“As the number of plants has shrunk, many remaining plants have grown in size,” Larew said, citing the fact that “just 50 plants slaughter and process 98 percent of all cattle in the United States.” Similar levels of concentration across the food sector has made the entire industry “less competitive, resilient, and flexible,” to the detriment of farmers and consumers alike.

As a solution, Larew proposed policies that would stem the tide of consolidation as well as build out regional food infrastructure. For the former, he recommended “stronger antitrust enforcement from the Department of Justice (DOJ), the Federal Trade Commission (FTC), and the Packers and Stockyards division of USDA.” For the latter, Larew pushed for legislation that would support the development and certification of small- and mid-sized processing plants, thus giving farmers “more options to bring their livestock to market.”

Another major problem exacerbated by the pandemic is chronic oversupply.

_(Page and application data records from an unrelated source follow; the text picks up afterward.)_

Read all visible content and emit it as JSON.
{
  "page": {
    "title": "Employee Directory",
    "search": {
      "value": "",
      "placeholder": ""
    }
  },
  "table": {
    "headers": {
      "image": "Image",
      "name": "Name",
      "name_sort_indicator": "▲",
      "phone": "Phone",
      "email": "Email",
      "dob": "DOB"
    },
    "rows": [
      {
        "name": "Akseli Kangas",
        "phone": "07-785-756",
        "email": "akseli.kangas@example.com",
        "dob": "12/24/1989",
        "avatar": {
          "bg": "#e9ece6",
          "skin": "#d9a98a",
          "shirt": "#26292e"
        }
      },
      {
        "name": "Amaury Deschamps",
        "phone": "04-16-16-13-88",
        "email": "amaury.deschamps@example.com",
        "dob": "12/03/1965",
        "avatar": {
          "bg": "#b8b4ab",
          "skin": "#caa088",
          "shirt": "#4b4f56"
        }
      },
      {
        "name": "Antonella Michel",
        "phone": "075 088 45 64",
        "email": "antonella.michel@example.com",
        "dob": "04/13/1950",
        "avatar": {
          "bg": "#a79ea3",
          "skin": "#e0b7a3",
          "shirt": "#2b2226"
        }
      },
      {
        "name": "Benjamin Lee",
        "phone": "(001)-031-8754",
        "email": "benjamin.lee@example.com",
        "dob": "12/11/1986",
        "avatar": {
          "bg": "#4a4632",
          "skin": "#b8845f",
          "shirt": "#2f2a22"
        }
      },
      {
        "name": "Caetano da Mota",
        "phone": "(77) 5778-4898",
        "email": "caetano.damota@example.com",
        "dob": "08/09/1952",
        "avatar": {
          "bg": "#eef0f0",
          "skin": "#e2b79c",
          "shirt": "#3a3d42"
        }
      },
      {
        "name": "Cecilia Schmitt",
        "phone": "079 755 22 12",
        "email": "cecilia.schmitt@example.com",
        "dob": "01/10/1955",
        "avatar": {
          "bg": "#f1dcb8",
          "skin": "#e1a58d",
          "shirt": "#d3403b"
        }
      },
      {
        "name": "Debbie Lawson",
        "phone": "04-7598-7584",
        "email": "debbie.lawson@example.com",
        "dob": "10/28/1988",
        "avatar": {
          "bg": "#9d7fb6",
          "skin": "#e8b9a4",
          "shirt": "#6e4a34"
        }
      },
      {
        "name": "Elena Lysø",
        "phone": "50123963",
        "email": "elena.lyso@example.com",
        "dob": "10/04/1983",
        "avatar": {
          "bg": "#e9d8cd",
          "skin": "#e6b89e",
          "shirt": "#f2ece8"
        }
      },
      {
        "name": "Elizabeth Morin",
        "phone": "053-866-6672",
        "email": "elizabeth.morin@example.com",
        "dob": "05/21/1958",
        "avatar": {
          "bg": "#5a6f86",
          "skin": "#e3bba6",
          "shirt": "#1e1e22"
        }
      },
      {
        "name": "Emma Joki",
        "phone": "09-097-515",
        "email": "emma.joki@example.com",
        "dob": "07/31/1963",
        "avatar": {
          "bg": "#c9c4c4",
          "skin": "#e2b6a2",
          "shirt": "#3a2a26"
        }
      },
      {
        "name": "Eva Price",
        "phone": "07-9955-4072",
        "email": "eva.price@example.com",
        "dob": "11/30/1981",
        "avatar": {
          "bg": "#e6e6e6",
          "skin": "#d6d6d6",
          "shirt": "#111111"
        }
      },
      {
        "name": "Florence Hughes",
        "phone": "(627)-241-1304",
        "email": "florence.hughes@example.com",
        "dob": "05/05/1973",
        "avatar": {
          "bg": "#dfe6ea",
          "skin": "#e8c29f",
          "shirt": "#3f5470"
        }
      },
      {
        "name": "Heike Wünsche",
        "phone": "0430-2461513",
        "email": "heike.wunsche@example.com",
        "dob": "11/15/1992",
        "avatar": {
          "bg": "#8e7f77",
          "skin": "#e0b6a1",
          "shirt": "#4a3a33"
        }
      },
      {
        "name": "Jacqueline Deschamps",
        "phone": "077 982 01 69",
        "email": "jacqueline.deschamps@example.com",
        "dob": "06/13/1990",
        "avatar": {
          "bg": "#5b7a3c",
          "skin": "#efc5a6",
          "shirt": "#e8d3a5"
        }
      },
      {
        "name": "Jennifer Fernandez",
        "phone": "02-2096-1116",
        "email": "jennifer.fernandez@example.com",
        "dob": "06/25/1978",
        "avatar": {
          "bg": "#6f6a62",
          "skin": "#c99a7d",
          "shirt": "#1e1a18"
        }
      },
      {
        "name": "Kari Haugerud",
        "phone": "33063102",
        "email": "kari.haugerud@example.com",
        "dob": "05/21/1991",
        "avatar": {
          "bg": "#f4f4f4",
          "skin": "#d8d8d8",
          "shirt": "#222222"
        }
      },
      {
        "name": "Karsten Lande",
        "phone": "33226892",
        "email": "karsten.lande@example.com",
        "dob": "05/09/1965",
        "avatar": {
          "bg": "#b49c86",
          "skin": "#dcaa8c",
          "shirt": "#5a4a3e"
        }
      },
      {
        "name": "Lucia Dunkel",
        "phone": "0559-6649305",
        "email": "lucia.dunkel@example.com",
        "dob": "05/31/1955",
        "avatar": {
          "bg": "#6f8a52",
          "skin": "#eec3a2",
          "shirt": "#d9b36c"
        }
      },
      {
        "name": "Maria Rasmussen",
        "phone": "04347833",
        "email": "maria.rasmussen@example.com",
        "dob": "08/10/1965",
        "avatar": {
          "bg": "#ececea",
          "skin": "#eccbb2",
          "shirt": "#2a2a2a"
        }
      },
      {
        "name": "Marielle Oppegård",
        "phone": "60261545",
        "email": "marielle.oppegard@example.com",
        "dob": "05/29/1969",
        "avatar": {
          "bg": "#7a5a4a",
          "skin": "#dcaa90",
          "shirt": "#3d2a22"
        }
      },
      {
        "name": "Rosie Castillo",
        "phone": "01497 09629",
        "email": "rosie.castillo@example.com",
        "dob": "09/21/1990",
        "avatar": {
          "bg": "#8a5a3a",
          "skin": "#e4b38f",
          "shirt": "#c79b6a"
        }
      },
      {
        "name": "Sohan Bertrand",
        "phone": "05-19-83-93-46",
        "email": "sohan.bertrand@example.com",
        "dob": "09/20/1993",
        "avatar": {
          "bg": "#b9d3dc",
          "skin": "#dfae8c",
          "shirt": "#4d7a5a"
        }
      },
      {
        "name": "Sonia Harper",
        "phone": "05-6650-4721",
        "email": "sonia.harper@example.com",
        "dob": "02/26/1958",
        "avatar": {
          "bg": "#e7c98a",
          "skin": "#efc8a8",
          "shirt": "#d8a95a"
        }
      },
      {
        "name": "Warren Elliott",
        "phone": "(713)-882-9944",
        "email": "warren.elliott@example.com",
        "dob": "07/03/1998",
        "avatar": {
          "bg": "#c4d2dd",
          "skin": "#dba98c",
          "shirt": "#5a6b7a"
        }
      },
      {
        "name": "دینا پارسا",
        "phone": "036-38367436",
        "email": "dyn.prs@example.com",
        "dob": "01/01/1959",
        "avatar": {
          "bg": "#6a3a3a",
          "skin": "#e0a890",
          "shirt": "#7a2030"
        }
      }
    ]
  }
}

For years, free trade agreements and cheap food policies have encouraged farmers and ranchers to overproduce certain commodities, which has pushed down prices and forced small-scale farmers out of business.

In recent months, restaurant closures and shifting demand has made matters worse, as Larew noted in his testimony. “Many farmers and ranchers were left without a market for their products, leading to surplus crops being buried and milk being dumped,” he said. “Other farmers who managed to find a market often had to accept a lower price due to sudden loss of demand.” Overall, farmers are earning 6 percent less for their products than they were a year ago.

Though pandemic aid has helped farmers withstand persistently low prices, “policy changes are needed to address the causes – rather than simply the symptoms – of a broken farm economy.”

One way to do this is through a supply management system that would balance farm production with consumer demand. This not only would have helped producers, but it likely would save taxpayer money as well. “If a reserve system had been in place between 1998 and 2010 for major commodity crops,” Larew remarked, “it would have reduced government payments by nearly $100 billion while net farm income would have remained about the same.”

Read Larew’s full testimony here and follow this link to watch a recording of the hearing.